Prompt ▸
A single number is the answer here: the count of lines in the records below in which the word "Inbound" appears.

(Data excerpts)
◇ ◇ ◇ ◇ ◇
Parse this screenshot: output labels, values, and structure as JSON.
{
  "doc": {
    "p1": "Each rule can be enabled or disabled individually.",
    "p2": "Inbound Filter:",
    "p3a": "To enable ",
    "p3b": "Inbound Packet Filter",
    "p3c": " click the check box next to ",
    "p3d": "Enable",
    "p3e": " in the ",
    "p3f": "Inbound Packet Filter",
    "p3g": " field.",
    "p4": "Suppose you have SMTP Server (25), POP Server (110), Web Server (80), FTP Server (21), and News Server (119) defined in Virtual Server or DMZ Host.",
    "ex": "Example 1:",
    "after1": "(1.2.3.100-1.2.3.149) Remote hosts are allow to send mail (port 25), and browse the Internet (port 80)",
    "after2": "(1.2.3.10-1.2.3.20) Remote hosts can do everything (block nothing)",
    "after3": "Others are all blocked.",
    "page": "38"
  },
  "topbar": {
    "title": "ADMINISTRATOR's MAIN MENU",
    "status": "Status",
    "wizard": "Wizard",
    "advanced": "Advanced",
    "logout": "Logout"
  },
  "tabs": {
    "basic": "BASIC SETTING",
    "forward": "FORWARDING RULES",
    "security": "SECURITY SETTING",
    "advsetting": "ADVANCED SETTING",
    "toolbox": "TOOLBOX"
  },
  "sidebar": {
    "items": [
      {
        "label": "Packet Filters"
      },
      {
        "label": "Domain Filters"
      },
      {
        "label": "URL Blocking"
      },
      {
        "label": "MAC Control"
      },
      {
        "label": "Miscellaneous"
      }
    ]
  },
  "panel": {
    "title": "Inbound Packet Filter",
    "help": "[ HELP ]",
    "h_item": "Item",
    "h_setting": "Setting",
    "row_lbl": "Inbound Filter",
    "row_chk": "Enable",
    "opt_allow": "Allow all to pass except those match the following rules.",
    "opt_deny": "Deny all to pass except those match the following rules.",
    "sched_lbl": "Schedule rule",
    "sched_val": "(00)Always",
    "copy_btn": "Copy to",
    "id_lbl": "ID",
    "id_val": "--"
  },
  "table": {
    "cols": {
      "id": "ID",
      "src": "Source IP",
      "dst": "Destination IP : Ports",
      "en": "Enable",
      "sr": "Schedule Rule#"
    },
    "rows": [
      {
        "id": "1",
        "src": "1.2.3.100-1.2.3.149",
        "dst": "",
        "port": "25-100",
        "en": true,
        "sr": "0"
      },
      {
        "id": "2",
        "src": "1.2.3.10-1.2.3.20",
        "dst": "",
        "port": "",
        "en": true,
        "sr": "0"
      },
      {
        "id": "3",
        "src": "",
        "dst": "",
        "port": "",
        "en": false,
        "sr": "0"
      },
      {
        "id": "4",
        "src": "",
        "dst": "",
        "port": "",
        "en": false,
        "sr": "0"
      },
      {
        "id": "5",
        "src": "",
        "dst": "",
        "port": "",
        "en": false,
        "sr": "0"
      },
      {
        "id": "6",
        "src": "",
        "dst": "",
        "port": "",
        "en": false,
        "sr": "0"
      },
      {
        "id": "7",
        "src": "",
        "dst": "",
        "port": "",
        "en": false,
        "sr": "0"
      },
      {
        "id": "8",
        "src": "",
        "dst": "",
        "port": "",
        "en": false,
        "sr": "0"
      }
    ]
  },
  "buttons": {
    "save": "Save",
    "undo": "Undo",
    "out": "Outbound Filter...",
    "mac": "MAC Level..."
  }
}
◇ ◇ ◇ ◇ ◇
Result for this task ▸
5